In this tutorial, we will show you how to perform simple network analysis with the NetworkX library and data stored in Memgraph DB. You will also acquire a basic understanding of Query Modules, an easy method for extending the query language with user-written procedures.
We are going to use the Karate Club graph, a network of friendships between 34 members of a karate club at a US university, as described by Wayne Zachary in 1977. It is a very popular data set in social network analysis and is very often referenced in such tutorials.
The nodes in the graph represent the members while the relationships between them are of type
FRIENDS_WITH. You can differentiate the nodes by using their unique
To import the dataset, download the Memgraph Lab
desktop application and navigate to the
Datasets tab in the sidebar. From there,
choose the dataset
Karate club friendship network and continue with the tutorial.
There are three ways to execute queries and procedures in Memgraph:
- using the command-line tool
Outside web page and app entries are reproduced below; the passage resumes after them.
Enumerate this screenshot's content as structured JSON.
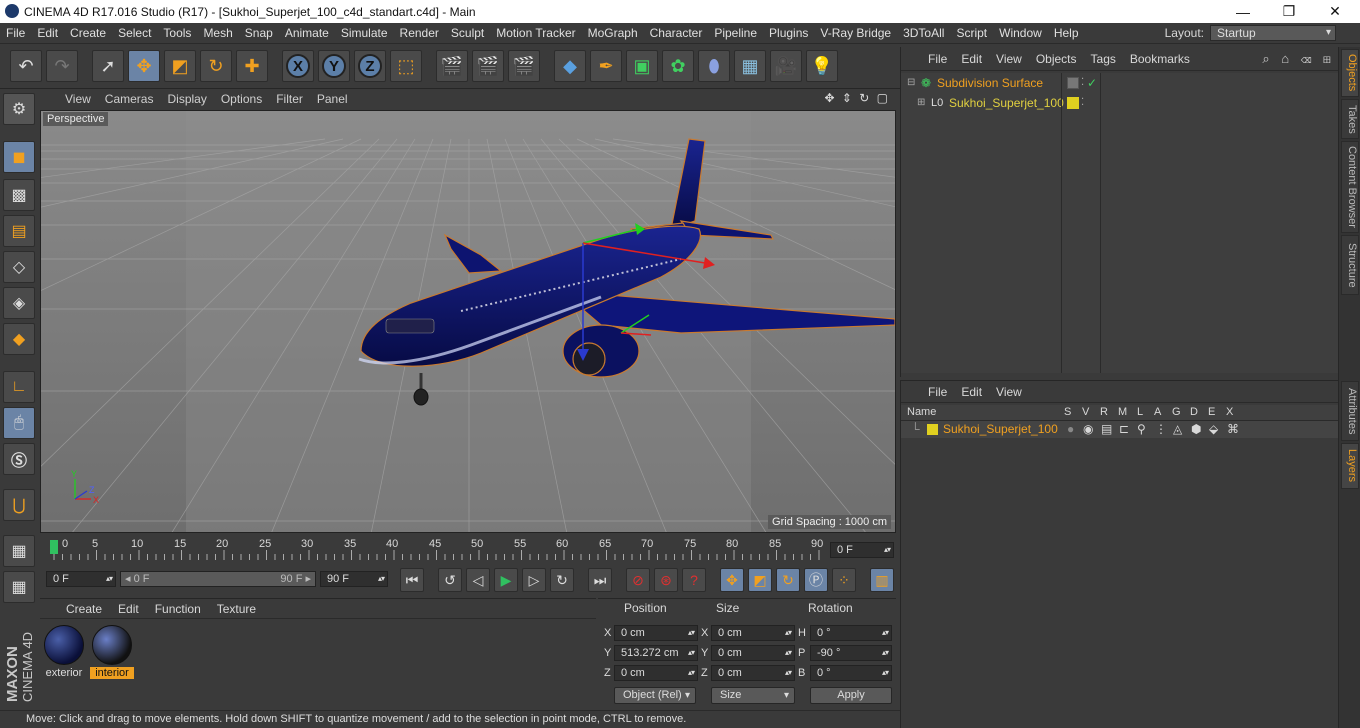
{
  "window": {
    "title": "CINEMA 4D R17.016 Studio (R17) - [Sukhoi_Superjet_100_c4d_standart.c4d] - Main",
    "minimize": "—",
    "maximize": "❐",
    "close": "✕"
  },
  "menubar": {
    "items": [
      "File",
      "Edit",
      "Create",
      "Select",
      "Tools",
      "Mesh",
      "Snap",
      "Animate",
      "Simulate",
      "Render",
      "Sculpt",
      "Motion Tracker",
      "MoGraph",
      "Character",
      "Pipeline",
      "Plugins",
      "V-Ray Bridge",
      "3DToAll",
      "Script",
      "Window",
      "Help"
    ],
    "layout_label": "Layout:",
    "layout_value": "Startup"
  },
  "toolbar": {
    "axis_x": "X",
    "axis_y": "Y",
    "axis_z": "Z"
  },
  "viewport": {
    "menu": [
      "View",
      "Cameras",
      "Display",
      "Options",
      "Filter",
      "Panel"
    ],
    "camera_label": "Perspective",
    "grid_spacing": "Grid Spacing : 1000 cm",
    "nav_icons": "✥ ⇕ ↻ ▢"
  },
  "timeline": {
    "ticks": [
      "0",
      "5",
      "10",
      "15",
      "20",
      "25",
      "30",
      "35",
      "40",
      "45",
      "50",
      "55",
      "60",
      "65",
      "70",
      "75",
      "80",
      "85",
      "90"
    ],
    "current_frame": "0 F"
  },
  "playback": {
    "start_field": "0 F",
    "range_start": "◂ 0 F",
    "range_end": "90 F ▸",
    "end_field": "90 F"
  },
  "materials": {
    "menu": [
      "Create",
      "Edit",
      "Function",
      "Texture"
    ],
    "items": [
      {
        "name": "exterior",
        "selected": false
      },
      {
        "name": "interior",
        "selected": true
      }
    ]
  },
  "coordinates": {
    "headers": {
      "position": "Position",
      "size": "Size",
      "rotation": "Rotation"
    },
    "axes": {
      "x": "X",
      "y": "Y",
      "z": "Z",
      "h": "H",
      "p": "P",
      "b": "B"
    },
    "position": {
      "x": "0 cm",
      "y": "513.272 cm",
      "z": "0 cm"
    },
    "size": {
      "x": "0 cm",
      "y": "0 cm",
      "z": "0 cm"
    },
    "rotation": {
      "h": "0 °",
      "p": "-90 °",
      "b": "0 °"
    },
    "mode": "Object (Rel)",
    "size_mode": "Size",
    "apply": "Apply"
  },
  "status": "Move: Click and drag to move elements. Hold down SHIFT to quantize movement / add to the selection in point mode, CTRL to remove.",
  "objects_panel": {
    "menu": [
      "File",
      "Edit",
      "View",
      "Objects",
      "Tags",
      "Bookmarks"
    ],
    "tree": [
      {
        "name": "Subdivision Surface"
      },
      {
        "name": "Sukhoi_Superjet_100"
      }
    ]
  },
  "layers_panel": {
    "menu": [
      "File",
      "Edit",
      "View"
    ],
    "columns": [
      "Name",
      "S",
      "V",
      "R",
      "M",
      "L",
      "A",
      "G",
      "D",
      "E",
      "X"
    ],
    "rows": [
      {
        "name": "Sukhoi_Superjet_100",
        "color": "#e0d020"
      }
    ]
  },
  "side_tabs": [
    "Objects",
    "Takes",
    "Content Browser",
    "Structure",
    "Attributes",
    "Layers"
  ],
  "brand": {
    "line1": "MAXON",
    "line2": "CINEMA 4D"
  },
  "colors": {
    "accent": "#f0a020",
    "active_tool": "#6b84a6",
    "plane": "#0b1160"
  }
}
mg_client, which comes with Memgraph: Querying the database
- programmatically, by using the Bolt protocol: Building applications
- from Memgraph Lab, a visual user interface which you can download here.
In this tutorial, we are using results from the command-line tool because of their text format but, it's alright to use Memgraph Lab instead. You can open Memgraph Lab and in the tab Query execute the following command:
This is going to return all the relationships inside our network. Now we have a better overview of what we are dealing with, so it’s time to get some useful information about the network.
To analyze the network we will use the built-in procedure
analyze() from the
graph_analyzer query module. This module utilizes the NetworkX library to retrieve graph information. Run the following query:
You will get details about the graph like the number of nodes, edges, bridges... and many more.
Now let's try to find the betweenness centrality of a node, i.e. the number of times a node acts as a bridge along the shortest path between two other nodes. Run the following query:
betweenness_centrality() is one of over 70 algorithms available in the
The result should be:
A very common problem in network analysis is link prediction. The algorithm predicts which new interactions among the network members are likely to occur in the near future. One way of predicting these links is by measuring the “proximity” of nodes in a network. This can be done by using the Jaccard coefficient.
Let's try running the algorithm on a node with the
id 13 and ordering the results descending by the value of the coefficient:
The results are:
Memgraph comes with over 70 NetworkX algorithms, but if the algorithm you require is missing, you can add it yourself as a Query Module.
If you are using Docker to run Memgraph you need to create a volume and mount it to access the directory
/usr/lib/memgraph/query_modules. This can be done by creating an empty directory
~modules on your host machine and executing the following command:
Now, you can start Memgraph and mount the created volume:
Everything from the directory
/usr/lib/memgraph/query_modules will be visible/editable in your mounted volume and vice versa.
Detecting communities in a network is a very common problem. Therefore, we need community detection algorithms that can partition the network into multiple communities. Let's create our own module that accomplishes this task.
Create a file called
communities.py in the
~modules directory and copy the following code into it:
We just created a query module with the procedure
detect() that utilizes the Girvan–Newman method to find communities in a graph.
Before we can call it, the newly created query module has to be loaded:
And now it can be called:
The resulting communities are:
If you want to find out more about query modules, take a look at our guide on how to create your own: Implement custom query modules.
You can also visit our NetworkX Reference guide to find out which NetworkX algorithms are already available in Memgraph.